“If you have an apple and I have an apple, and we excahnge them, we still have one apple each…
But If you have and idea and I have and idea, and we exchange them, each of us will have two ideas…”
-George Bernard Shaw
August 11, 2007
I’ve been meaning to write about this for a while, and the Harry Potter post and the related comments made me think a lot about this.
Man seems to be obsessed with fiction and fantasy from time immemorial, testified by the mythologies and epics. Why is this so? This adherance to stories which we know are not really true? There can be many reasons. Entertainment can be a possible objective. Conveying morals is another possible one. Perhaps people felt that their own world was dull and monotonous, and to escape it they created an imaginary world according to their fantasy.
The literature I read till I reached tenth standard, was almost completely fiction, and fantasy. Enid Blyton introduced me to the world of English literature. Within a couple of years I had had enough of Blyton, and went on to the fast-moving action of the Hardy Boys. Then I had enough of that too, and that’s when I started reading classics – when I was in eighth standard. Then in eleventh, I started reading some non-fiction. Harimama, that unbelievable book you bought me, “Papillon” was one of the first non-fiction books I read. As I read more non-fiction books, I realized that they opened an avenue of thought and mental enrichment that I would never have accessed, had I been a perpetual reader of just fantasy. I don’t intend to say that only non-fiction is enriching. Not at all. Fiction and even fantasy(Lord of the Rings, for me), can be just as enriching. Fiction, which relates to the real world, can be enriching.

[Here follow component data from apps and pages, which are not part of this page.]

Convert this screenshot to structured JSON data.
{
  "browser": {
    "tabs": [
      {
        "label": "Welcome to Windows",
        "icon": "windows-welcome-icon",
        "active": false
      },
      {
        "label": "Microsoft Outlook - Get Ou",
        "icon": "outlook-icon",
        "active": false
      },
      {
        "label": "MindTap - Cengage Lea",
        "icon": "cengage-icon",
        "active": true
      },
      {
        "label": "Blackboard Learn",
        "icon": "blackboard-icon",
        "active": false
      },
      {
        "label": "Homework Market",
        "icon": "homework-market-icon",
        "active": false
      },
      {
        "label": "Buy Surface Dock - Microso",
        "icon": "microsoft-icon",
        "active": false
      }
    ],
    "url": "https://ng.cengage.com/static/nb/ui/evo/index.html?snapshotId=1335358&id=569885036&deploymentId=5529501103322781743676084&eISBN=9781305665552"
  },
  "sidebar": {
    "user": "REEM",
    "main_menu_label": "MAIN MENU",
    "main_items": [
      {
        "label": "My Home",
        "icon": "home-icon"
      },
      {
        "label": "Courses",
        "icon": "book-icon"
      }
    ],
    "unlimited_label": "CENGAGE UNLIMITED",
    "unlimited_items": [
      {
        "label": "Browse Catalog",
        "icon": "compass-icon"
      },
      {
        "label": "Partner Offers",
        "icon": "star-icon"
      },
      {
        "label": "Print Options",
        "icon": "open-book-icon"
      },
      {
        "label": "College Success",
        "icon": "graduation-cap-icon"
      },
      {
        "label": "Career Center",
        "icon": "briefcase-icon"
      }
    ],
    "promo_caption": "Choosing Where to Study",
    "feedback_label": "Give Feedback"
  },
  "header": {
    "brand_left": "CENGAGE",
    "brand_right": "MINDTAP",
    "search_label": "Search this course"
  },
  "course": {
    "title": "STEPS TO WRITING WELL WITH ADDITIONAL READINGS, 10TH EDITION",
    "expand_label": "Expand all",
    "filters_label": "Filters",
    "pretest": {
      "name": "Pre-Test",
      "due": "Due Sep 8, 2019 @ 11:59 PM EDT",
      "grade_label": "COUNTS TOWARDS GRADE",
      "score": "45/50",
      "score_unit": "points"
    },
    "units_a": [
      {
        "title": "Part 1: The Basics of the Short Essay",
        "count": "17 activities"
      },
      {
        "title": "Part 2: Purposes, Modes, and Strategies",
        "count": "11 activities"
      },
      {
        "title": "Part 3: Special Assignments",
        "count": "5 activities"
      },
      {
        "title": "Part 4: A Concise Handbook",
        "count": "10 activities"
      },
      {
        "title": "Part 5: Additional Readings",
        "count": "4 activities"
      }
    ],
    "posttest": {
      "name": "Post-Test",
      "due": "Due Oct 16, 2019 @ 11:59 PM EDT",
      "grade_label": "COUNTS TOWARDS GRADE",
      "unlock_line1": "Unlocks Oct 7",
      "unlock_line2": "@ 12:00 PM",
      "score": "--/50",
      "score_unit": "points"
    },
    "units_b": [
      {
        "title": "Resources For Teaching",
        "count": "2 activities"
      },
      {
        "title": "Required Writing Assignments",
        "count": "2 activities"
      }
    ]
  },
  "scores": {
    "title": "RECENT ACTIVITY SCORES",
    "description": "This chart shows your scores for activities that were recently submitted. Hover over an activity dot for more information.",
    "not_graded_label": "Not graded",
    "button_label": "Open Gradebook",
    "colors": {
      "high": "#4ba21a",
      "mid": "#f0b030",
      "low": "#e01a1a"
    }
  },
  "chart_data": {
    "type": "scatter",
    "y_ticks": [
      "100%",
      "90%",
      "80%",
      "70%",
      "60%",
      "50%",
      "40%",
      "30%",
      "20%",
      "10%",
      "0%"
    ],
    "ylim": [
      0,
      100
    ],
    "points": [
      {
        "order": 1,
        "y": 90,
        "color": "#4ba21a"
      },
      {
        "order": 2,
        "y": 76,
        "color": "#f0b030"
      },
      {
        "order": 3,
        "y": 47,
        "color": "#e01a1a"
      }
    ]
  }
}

I put my own growth into perspective, so that I can illustrate the part played by the fiction and fantasy I’ve read. If reading them hadn’t enriched me, helped me to grow so that I can understand the world better, and become a better human being, it’d be pointless. I enjoyed Enid Blyton at that age, and it helped me learn English, but it would be pointless if I still kept reading it, saying that I am a great fan of Enid Blyton. That’s where I think there’s something wrong with the Harry Potter mania. People are just stuck up with that imaginary world, and adults are becoming childish to participate in the fanaticism.
I don’t think anything’s worth doing unless it enriches you. And as for entertainment, well, if you are doing something that enriches you, you really don’t need any other form of entertainment, because you are never bored.
August 10, 2007
I’ve bought a new bicycle, to roam around in the campus. Today afternoon I was free, so I went to Mukkam, the nearest town big enough to have a cycle shop, 7 kilometres away, to buy it. I had decided that I would cycle back to college. Thankfully it didn’t rain heavily today. It was drizzling on my way to Mukkam, but on my way back, it didn’t rain, though it was overcast and you could almost feel the raindrops hanging in the air. It’s a pleasant ride through the hily countryside, labouring up the inclines and gliding down the slopes, with huge trees and coconut groves on both sides of the road. It’d have been a perfect little excursion, if the handle of the bicycle had not become loose three-quarters of the way back. I couldn’t ride the cycle any more, and I had to get down and walk and roll it along, for the rest of the way. And the only cycle repair shop near here, in Kattangal, was closed today, as it is Friday. (Malabar is like the Middle East in that respect). Got to go and get it tightened tomorrow. I’m tired, but happy, as I’ve been planning for days, to go and buy the cycle, and today I just went and got it. Anyway, it was a delightful break from the dull routine of college!
August 9, 2007
I did a bit of research on ebook reading devices and found out that the market’s rise and fall took place in the early 2000′s. As the author on the site says, it’s not practical to have a separate device for reading books. Most of the ones available now are integrated into Private Digital Assistants (PDA’s) and have a much smaller reading surface than a standard paperback. Also the dedicated paperback-sized reading devices, which are rare, are quite expensive, costing around $400.